I got this book at a Soho Press special event at the 2016 ALA Annual Conference in Orlando.

David Downing. Jack of Spies. New York: Soho Crime, 2014. 338 pages. ISBN 978161952686. Advance uncopyedited edition.

Another Soho Crime book! I liked this spy thriller set in 1913, on the eve of the First World War.

Peter Robinson. In the Dark Places. New York: William Morrow, an imprint of HarperCollins, 2015. 326 pages. ISBN 9780062393081. Advance reader's edition.

Drug deals gone awry, people who've gone missing. This book is an especially well-written mystery and thriller. Lots of interesting characters, many of whom it's easy to root for.

Karin Slaughter. Pretty Girls. New York: William Morrow, an imprint of HarperCollins, 2015. 388 pages. ISBN 9780062429056. Advance reader's edition.

When Claire finds what appear to be snuff films on her recently-deceased husband's computer, she begins to investigate what he was into. This is a riveting suspense mystery that kept me glued to the pages.

Monday, July 4, 2016

The Last Brother, by Nathacha Appanah

The Last Brother is by far the best novel that I've read so far this year. It tells the story of Raj, a young Mauritian boy, and David, a Jewish boy from Prague who's being detained in the Beau-Bassin prison on Mauritius during the Second World War. Fleeing Europe along with 1,500 other Jews on the Atlantic, 10-year old David was turned away from Palestine because he didn't have the appropriate immigration papers, and sent to Mauritius, then a British Colony, where he was imprisoned.

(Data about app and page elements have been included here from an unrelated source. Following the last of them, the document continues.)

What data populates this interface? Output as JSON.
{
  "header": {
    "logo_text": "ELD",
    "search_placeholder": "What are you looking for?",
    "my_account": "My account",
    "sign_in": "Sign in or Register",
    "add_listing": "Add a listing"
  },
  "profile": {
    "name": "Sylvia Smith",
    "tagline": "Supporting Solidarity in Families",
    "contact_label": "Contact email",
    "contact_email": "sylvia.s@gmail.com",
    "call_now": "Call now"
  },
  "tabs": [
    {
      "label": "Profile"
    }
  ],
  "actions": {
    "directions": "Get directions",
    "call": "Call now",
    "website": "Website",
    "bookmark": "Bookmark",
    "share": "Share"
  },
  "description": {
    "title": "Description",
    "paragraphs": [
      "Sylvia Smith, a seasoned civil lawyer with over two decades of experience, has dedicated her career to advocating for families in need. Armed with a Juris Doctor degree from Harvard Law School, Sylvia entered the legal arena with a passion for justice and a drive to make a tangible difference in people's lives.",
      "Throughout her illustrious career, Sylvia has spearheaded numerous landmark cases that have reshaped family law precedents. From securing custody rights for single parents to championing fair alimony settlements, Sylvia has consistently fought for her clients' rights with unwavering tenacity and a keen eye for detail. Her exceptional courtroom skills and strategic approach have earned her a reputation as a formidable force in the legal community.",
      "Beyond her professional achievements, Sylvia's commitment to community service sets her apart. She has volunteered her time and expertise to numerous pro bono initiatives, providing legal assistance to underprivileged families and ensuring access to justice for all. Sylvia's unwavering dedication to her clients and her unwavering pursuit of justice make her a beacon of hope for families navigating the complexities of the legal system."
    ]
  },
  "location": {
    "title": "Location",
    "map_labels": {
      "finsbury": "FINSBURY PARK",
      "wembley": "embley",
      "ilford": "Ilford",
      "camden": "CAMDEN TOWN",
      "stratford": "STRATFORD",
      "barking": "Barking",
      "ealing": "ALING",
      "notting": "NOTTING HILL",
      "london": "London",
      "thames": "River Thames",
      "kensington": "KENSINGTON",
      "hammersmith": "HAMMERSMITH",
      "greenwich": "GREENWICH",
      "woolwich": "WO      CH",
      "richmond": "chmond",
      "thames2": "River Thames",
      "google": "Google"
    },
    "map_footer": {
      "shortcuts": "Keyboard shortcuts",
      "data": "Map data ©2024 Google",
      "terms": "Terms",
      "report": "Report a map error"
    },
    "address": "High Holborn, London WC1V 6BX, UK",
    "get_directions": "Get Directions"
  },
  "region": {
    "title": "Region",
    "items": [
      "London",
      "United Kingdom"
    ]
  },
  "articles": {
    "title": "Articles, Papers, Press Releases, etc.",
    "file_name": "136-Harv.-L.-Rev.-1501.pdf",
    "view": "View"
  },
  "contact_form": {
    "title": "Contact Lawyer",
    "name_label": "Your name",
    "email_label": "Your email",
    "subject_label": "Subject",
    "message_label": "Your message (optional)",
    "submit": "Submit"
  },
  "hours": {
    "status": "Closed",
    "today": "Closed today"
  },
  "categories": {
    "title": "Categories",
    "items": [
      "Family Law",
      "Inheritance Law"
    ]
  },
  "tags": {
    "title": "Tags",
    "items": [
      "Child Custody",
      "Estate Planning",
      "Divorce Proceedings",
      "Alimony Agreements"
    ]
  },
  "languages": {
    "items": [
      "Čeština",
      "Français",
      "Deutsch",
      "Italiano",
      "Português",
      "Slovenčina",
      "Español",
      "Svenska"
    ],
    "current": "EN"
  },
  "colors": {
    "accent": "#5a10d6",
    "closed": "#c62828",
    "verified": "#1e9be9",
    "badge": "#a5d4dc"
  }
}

Raj meets David at the prison when he delivers his father's lunch. A guard at the prison, Raj's father is demeaned at work, taking out his anger against Raj and his mother at night. Raj is lonely, having lost both of his brothers in a flash flood, and he becomes attached to David, overcoming cultural and language barriers. After a cyclone causes significant damage to the island, David escapes the prison and comes home with Raj. After hiding David there for a few days, Raj becomes afraid that his father will find out and convinces David to run away with him. They walk for three days, getting lost in the jungle and hiding from prison guards. David gets sick and on the third day dies from his illness, only hours before they are found by the guards (this is not a spoiler; we learn early on that David dies young). The novel is narrated by an elderly Raj, who only learned the true facts of what happened on Mauritius many years later, when he reads a newspaper article about Jews who returned to visit the Jewish cemetery where David and others were buried.

Although very short, this novel touches on many themes: family love, parental love, abusive fathers, the friendship of young companions, the tragedy of Jewish exiles during the Second World War, and more. The writing is wonderful, and the translation is superb. Everything rang true. Author Nathacha Appanah is incredibly talented. According to the author's biographical information on the back cover, she is "a French-Mauritian of Indian origin" and worked as a journalist before becoming a novelist. This is her fourth novel, and was published in The Lannan Translation Series, which funds "the translation and publication of exceptional literary works," according to the series page near the end of the book. Anyone who enjoys historical or literary fiction would love this book.

Nathacha Appanah. The Last Brother. Minneapolis, Minnesota: Graywolf Press, 2011. 164 pages. ISBN 9781555975753. Uncorrected Proof.